AIM OF THE TASK: Whenever a line below holds the word "icon", count it once; report the total and nothing else.
----
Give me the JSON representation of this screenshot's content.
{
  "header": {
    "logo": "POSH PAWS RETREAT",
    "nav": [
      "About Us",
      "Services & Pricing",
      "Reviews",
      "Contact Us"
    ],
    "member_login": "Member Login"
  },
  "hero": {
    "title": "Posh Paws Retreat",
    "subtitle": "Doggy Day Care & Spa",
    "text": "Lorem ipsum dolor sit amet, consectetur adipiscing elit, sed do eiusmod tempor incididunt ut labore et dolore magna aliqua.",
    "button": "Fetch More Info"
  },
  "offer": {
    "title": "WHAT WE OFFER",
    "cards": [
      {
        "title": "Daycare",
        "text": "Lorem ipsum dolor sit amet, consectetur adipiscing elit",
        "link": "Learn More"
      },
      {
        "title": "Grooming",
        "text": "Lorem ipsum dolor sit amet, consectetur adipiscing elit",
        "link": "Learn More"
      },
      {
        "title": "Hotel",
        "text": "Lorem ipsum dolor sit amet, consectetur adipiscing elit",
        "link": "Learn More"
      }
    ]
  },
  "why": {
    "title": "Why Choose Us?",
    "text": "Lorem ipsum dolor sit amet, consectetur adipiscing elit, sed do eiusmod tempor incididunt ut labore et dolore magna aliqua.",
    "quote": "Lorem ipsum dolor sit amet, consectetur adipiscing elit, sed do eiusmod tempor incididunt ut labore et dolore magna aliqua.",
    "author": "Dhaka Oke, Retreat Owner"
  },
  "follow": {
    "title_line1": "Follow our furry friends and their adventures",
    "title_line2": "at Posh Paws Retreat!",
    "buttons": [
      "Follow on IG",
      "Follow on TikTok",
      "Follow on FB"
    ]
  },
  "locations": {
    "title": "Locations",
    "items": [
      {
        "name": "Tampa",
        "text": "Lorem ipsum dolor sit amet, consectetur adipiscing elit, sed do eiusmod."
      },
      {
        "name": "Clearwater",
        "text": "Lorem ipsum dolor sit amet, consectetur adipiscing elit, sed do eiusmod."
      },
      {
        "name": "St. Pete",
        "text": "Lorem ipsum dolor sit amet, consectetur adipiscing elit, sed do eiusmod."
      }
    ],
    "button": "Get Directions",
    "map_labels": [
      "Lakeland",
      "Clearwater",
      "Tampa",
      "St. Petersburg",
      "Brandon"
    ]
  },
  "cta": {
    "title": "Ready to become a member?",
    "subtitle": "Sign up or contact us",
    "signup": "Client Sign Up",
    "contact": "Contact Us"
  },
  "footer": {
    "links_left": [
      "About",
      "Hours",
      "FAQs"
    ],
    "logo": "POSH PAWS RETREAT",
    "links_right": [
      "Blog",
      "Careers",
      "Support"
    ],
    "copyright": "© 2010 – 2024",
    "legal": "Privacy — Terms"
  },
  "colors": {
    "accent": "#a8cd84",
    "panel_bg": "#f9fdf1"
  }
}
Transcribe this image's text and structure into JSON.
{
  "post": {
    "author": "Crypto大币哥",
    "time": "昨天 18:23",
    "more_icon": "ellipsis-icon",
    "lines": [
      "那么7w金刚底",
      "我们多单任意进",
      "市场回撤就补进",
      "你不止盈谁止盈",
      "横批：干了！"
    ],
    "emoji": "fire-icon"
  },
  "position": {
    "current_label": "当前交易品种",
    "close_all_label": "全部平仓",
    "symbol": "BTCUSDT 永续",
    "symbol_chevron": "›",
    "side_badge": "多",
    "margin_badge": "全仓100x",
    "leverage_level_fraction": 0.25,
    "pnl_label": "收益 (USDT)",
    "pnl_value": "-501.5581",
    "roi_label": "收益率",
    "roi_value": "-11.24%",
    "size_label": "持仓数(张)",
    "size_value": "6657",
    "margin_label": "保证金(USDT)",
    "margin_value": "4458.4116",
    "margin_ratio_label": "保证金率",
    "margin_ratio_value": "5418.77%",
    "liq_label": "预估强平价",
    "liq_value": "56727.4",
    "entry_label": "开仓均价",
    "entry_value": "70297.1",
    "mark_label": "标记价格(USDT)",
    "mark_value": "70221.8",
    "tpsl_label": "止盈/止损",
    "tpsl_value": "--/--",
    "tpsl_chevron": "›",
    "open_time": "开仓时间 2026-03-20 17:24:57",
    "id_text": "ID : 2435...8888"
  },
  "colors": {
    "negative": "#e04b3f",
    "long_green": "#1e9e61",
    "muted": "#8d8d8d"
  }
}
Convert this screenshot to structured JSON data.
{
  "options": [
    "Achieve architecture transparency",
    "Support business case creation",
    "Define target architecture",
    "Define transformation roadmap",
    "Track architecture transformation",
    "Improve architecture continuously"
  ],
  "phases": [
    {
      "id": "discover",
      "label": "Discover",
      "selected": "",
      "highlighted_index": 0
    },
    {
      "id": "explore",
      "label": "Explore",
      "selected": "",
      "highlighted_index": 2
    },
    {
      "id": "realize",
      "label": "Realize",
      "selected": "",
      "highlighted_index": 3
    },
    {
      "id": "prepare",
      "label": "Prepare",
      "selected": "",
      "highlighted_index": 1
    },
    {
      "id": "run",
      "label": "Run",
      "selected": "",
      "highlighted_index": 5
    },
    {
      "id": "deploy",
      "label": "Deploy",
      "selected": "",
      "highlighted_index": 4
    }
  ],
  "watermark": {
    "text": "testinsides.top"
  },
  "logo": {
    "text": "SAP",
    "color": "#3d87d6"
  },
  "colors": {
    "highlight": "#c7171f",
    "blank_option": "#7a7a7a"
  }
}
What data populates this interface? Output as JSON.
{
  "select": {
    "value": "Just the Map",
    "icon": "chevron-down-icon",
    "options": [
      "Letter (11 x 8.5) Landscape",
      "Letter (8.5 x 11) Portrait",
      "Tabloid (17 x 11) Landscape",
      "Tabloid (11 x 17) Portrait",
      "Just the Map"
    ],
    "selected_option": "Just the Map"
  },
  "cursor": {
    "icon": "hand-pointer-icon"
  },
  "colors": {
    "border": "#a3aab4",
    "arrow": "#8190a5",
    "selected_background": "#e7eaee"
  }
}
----
SOLUTION TO THIS PROBLEM: 4